Over a four-day meeting, the WG is expected to finalize its findings on the physical science basis of climate change as part of the Fifth Assessment Report (AR5).
23 September 2013: The twelfth session of the Intergovernmental Panel on Climate Change (IPCC) Working Group I (WGI-12) opened in Stockholm, Sweden. Over a four-day meeting, the WG is expected to finalize its findings on the physical science basis of climate change as part of the Fifth Assessment Report (AR5).

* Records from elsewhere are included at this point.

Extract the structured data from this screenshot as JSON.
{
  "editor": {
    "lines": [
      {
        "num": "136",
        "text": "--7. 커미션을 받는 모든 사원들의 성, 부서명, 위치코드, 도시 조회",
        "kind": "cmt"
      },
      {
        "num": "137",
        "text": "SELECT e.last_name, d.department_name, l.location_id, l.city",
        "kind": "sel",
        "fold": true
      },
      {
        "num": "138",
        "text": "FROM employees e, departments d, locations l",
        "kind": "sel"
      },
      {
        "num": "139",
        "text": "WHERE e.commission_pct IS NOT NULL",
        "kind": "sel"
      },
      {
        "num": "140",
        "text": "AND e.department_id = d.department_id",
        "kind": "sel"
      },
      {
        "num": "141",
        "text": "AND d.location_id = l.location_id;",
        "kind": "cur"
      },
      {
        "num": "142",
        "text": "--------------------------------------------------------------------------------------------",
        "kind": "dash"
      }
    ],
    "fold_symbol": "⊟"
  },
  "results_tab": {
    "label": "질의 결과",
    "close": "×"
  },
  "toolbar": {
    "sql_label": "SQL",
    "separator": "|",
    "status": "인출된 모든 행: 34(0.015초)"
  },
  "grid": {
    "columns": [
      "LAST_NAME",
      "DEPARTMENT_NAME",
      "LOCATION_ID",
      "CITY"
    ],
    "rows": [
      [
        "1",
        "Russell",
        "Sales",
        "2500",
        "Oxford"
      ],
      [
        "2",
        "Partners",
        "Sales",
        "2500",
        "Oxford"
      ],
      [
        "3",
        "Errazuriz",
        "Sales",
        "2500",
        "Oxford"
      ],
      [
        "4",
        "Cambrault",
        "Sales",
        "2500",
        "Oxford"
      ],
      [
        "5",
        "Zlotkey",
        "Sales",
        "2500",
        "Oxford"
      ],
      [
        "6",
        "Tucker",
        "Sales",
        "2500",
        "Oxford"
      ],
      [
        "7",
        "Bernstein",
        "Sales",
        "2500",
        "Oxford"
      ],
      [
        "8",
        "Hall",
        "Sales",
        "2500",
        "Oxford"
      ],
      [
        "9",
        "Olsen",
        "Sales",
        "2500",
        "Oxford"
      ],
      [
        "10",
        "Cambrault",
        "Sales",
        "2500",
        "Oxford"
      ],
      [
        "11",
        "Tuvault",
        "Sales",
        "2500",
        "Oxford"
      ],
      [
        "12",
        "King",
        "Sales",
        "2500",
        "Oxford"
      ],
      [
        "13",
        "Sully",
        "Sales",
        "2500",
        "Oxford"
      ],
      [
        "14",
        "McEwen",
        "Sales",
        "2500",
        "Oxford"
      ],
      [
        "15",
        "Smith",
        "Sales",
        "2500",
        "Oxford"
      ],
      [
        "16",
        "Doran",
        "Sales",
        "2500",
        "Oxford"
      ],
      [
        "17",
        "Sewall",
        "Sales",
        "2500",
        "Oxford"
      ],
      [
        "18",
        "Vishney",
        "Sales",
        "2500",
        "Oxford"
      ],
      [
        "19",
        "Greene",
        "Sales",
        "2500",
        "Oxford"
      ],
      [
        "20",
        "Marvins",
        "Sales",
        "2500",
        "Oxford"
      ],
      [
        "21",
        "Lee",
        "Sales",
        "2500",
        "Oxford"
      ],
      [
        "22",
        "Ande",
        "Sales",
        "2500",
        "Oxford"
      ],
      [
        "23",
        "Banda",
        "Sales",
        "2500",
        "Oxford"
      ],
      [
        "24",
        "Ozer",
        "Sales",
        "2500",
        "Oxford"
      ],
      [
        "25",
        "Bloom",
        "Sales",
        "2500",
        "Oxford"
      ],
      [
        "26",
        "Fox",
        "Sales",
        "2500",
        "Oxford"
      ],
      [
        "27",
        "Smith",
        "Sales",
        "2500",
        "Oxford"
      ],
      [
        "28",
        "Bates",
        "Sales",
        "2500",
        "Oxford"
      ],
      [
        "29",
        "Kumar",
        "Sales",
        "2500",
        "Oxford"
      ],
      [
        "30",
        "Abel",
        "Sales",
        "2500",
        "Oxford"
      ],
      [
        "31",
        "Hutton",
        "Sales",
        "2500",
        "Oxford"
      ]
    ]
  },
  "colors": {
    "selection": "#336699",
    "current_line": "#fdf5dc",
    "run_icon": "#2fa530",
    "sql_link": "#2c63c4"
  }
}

During the opening ceremony, statements were made by the WGI Co-Chairs Thomas Stocker and Dahe Qin, IPCC Chair Rajendra Pachauri, Halldór Thorgeirsson, UN Framework Convention for Climate Change (UNFCCC) Secretariat, on behalf of UNFCCC Executive Secretary Christiana Figueres, and the Swedish Environment Minister Lena Ek. Michel Jarraud, Secretary-General, World Meteorological Organization (WMO), and Achim Steiner, Executive Director, UN Environment Programme (UNEP), also addressed the Panel via video-recorded messages. Many of the speakers highlighted the increased scientific evidence of climate change, and the important role of the IPCC in informing the UN climate change negotiations working towards a new agreement by 2015.
Delegates then began to discuss, line-by-line, the Summary for Policy Makers of the WGI report, including the introductory section, as well as text following that section on observed changes in the climate system. Many modifications were suggested by delegates to add clarity, readability, and precision to the draft text. During lunchtime, delegates heard several scientific presentations on the language the IPCC uses to communicate uncertainty, temperature change, and changes in the cryosphere and oceans.
The IPCC WG I assesses the physical scientific aspects of the climate system and climate change. The main topics assessed by WG I include: changes in greenhouse gases (GHG) and aerosols in the atmosphere; observed changes in air, land and ocean temperatures, rainfall, glaciers and ice sheets, oceans and sea level; historical and paleoclimatic perspective on climate change; biogeochemistry, carbon cycle, gases and aerosols; satellite data and other data; climate models; climate projections, causes and attribution of climate change. [IISD RS Meeting Coverage] [Meeting Website] [Thorgeirsson’s Statement] [WMO Press Release]